Task objective =
Nothing in the listing may change. Repeat all of it.

Supplied material =
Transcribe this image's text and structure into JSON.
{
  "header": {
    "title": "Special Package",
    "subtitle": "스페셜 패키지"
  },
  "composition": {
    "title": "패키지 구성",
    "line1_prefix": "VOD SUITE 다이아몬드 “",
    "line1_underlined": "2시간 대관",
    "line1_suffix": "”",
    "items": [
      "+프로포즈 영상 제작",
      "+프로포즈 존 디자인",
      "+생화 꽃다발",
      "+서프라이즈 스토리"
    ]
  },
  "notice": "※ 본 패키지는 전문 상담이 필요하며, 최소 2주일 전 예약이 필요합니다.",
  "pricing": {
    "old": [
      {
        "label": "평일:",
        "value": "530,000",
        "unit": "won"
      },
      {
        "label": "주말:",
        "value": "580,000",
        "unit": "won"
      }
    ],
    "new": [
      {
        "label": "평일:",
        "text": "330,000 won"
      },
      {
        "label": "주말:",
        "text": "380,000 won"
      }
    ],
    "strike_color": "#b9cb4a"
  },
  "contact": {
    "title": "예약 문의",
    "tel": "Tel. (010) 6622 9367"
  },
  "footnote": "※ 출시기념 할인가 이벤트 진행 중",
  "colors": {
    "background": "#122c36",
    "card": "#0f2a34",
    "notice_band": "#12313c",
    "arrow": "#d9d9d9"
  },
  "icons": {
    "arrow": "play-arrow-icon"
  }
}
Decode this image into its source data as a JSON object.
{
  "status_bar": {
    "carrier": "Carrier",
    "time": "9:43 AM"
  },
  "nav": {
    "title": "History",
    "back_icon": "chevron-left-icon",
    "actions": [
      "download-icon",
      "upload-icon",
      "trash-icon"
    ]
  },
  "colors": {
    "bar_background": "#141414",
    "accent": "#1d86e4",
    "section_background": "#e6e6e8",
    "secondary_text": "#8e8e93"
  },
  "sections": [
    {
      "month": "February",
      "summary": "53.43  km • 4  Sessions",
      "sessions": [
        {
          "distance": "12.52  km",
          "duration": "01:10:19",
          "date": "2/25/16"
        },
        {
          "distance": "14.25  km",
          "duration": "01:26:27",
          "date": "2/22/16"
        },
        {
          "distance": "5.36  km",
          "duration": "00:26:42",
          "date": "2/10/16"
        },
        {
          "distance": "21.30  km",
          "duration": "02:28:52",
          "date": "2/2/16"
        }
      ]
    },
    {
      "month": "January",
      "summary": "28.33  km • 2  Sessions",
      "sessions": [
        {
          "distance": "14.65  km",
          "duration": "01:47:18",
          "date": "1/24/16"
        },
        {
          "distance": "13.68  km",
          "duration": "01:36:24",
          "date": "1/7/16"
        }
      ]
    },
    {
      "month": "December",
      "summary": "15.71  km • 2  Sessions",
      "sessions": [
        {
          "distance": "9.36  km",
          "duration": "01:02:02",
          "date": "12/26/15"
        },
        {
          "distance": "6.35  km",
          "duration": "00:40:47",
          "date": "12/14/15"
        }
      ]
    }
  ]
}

Your response =
Transcribe this image's text and structure into JSON.
{
  "header": {
    "title": "Special Package",
    "subtitle": "스페셜 패키지"
  },
  "composition": {
    "title": "패키지 구성",
    "line1_prefix": "VOD SUITE 다이아몬드 “",
    "line1_underlined": "2시간 대관",
    "line1_suffix": "”",
    "items": [
      "+프로포즈 영상 제작",
      "+프로포즈 존 디자인",
      "+생화 꽃다발",
      "+서프라이즈 스토리"
    ]
  },
  "notice": "※ 본 패키지는 전문 상담이 필요하며, 최소 2주일 전 예약이 필요합니다.",
  "pricing": {
    "old": [
      {
        "label": "평일:",
        "value": "530,000",
        "unit": "won"
      },
      {
        "label": "주말:",
        "value": "580,000",
        "unit": "won"
      }
    ],
    "new": [
      {
        "label": "평일:",
        "text": "330,000 won"
      },
      {
        "label": "주말:",
        "text": "380,000 won"
      }
    ],
    "strike_color": "#b9cb4a"
  },
  "contact": {
    "title": "예약 문의",
    "tel": "Tel. (010) 6622 9367"
  },
  "footnote": "※ 출시기념 할인가 이벤트 진행 중",
  "colors": {
    "background": "#122c36",
    "card": "#0f2a34",
    "notice_band": "#12313c",
    "arrow": "#d9d9d9"
  },
  "icons": {
    "arrow": "play-arrow-icon"
  }
}
Decode this image into its source data as a JSON object.
{
  "status_bar": {
    "carrier": "Carrier",
    "time": "9:43 AM"
  },
  "nav": {
    "title": "History",
    "back_icon": "chevron-left-icon",
    "actions": [
      "download-icon",
      "upload-icon",
      "trash-icon"
    ]
  },
  "colors": {
    "bar_background": "#141414",
    "accent": "#1d86e4",
    "section_background": "#e6e6e8",
    "secondary_text": "#8e8e93"
  },
  "sections": [
    {
      "month": "February",
      "summary": "53.43  km • 4  Sessions",
      "sessions": [
        {
          "distance": "12.52  km",
          "duration": "01:10:19",
          "date": "2/25/16"
        },
        {
          "distance": "14.25  km",
          "duration": "01:26:27",
          "date": "2/22/16"
        },
        {
          "distance": "5.36  km",
          "duration": "00:26:42",
          "date": "2/10/16"
        },
        {
          "distance": "21.30  km",
          "duration": "02:28:52",
          "date": "2/2/16"
        }
      ]
    },
    {
      "month": "January",
      "summary": "28.33  km • 2  Sessions",
      "sessions": [
        {
          "distance": "14.65  km",
          "duration": "01:47:18",
          "date": "1/24/16"
        },
        {
          "distance": "13.68  km",
          "duration": "01:36:24",
          "date": "1/7/16"
        }
      ]
    },
    {
      "month": "December",
      "summary": "15.71  km • 2  Sessions",
      "sessions": [
        {
          "distance": "9.36  km",
          "duration": "01:02:02",
          "date": "12/26/15"
        },
        {
          "distance": "6.35  km",
          "duration": "00:40:47",
          "date": "12/14/15"
        }
      ]
    }
  ]
}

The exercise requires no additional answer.